(Entries from a dataset of interfaces):
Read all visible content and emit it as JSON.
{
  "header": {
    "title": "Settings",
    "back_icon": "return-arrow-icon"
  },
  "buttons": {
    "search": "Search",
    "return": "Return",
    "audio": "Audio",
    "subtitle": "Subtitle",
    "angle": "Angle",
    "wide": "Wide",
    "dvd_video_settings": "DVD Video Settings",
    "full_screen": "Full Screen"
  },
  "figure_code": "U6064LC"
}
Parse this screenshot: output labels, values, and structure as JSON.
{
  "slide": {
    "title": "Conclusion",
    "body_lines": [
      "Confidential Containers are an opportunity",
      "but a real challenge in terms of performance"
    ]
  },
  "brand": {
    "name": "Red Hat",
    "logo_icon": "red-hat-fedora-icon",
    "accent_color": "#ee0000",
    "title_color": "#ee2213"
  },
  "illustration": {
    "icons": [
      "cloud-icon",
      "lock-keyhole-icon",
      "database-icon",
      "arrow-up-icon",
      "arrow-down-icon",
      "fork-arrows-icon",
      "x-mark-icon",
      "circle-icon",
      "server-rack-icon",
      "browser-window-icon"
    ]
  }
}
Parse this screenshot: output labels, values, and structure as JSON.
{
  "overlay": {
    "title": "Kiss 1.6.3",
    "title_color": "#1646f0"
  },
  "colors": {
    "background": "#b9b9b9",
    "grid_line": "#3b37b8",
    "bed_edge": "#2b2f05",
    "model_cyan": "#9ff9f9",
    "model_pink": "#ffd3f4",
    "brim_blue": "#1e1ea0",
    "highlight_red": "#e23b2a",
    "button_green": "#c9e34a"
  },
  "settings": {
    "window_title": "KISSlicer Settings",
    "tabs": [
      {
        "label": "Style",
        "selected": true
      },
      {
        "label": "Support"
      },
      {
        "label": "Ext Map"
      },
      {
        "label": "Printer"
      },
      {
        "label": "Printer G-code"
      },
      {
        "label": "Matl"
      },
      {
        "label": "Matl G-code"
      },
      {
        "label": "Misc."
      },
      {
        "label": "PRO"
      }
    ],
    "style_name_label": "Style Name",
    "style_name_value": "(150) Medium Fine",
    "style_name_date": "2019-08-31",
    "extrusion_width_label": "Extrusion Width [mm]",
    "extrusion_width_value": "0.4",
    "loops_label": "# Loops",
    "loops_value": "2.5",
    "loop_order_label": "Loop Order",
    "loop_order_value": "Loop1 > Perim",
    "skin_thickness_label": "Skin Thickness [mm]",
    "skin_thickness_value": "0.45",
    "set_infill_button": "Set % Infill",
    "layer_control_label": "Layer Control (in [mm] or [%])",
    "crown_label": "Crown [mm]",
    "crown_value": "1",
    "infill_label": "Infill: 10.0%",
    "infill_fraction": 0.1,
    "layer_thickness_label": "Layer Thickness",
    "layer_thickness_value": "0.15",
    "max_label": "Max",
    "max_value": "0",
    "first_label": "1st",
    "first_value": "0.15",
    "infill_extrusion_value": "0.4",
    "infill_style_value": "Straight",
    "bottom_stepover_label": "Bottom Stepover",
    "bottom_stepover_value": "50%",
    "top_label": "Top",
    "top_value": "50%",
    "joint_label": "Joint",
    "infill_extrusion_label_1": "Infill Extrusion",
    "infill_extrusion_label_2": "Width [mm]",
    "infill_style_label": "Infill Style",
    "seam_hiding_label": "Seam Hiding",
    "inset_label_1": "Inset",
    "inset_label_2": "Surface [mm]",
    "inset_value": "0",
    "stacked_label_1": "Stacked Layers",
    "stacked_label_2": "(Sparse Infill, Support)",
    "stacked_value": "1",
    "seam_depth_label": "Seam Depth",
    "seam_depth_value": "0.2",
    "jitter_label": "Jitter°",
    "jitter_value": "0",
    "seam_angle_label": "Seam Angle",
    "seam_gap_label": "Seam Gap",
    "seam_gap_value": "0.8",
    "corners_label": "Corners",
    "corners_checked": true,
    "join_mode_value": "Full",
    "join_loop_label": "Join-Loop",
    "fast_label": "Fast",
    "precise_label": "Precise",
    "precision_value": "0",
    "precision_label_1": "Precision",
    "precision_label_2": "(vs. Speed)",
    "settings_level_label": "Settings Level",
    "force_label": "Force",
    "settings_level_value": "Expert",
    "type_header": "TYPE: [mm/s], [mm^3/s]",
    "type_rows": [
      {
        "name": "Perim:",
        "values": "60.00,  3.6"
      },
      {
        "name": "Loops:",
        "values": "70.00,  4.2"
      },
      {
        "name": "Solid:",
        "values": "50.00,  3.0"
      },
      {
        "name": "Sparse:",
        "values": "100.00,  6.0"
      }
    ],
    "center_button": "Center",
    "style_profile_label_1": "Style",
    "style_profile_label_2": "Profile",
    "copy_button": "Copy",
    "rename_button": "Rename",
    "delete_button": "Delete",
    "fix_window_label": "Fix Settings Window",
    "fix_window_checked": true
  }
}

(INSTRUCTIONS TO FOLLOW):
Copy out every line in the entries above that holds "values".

(ANSWER TO THE PROBLEM):
Parse this screenshot: output labels, values, and structure as JSON.
Parse this screenshot: output labels, values, and structure as JSON.
        "values": "60.00,  3.6"
        "values": "70.00,  4.2"
        "values": "50.00,  3.0"
        "values": "100.00,  6.0"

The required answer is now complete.